== Aim of the task ==
Only lines containing "北青深一度" are wanted from the data below. Copy those lines.

Material provided Block Start

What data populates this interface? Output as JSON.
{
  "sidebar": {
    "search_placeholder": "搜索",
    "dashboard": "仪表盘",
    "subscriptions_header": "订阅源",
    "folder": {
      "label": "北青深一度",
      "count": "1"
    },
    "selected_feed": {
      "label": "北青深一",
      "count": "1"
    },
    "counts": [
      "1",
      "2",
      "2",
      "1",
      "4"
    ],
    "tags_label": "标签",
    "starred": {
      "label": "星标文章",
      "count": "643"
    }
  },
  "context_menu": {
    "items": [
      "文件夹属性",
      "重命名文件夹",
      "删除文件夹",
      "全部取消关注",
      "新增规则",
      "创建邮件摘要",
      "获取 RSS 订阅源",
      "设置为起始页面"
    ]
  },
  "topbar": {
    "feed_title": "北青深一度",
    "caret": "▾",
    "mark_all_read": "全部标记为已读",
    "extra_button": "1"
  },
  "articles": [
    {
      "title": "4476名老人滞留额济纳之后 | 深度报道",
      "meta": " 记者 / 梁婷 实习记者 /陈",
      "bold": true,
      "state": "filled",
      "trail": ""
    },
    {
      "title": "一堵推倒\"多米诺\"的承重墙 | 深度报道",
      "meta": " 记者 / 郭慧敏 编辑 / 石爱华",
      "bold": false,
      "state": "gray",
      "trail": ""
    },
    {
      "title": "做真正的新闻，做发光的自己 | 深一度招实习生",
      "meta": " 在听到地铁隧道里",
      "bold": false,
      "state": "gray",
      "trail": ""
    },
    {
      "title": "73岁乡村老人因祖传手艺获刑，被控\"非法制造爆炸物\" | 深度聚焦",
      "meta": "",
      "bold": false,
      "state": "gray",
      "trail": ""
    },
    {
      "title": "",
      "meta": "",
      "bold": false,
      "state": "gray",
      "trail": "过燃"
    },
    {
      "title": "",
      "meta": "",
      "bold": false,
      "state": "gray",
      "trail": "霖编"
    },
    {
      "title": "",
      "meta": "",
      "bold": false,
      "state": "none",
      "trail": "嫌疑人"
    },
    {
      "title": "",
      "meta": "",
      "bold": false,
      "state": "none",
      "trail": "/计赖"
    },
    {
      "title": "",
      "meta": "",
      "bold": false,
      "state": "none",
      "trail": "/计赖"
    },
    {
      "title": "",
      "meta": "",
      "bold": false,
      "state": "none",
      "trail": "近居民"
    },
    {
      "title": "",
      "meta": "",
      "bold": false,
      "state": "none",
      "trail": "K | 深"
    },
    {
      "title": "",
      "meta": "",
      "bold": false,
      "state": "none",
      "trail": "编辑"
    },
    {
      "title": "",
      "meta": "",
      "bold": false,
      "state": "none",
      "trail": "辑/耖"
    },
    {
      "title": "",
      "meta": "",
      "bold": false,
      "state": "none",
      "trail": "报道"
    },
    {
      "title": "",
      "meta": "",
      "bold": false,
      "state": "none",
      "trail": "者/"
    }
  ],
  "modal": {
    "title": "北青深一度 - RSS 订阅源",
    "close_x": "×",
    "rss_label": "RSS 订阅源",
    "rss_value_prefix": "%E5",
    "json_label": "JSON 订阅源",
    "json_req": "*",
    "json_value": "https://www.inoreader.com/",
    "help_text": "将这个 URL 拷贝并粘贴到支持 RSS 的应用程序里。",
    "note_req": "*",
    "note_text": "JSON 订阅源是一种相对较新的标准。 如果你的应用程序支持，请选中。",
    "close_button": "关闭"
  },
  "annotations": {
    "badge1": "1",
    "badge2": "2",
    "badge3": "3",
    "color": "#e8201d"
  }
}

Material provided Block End

== Solution to this exercise ==
      "label": "北青深一度",
    "feed_title": "北青深一度",
    "title": "北青深一度 - RSS 订阅源",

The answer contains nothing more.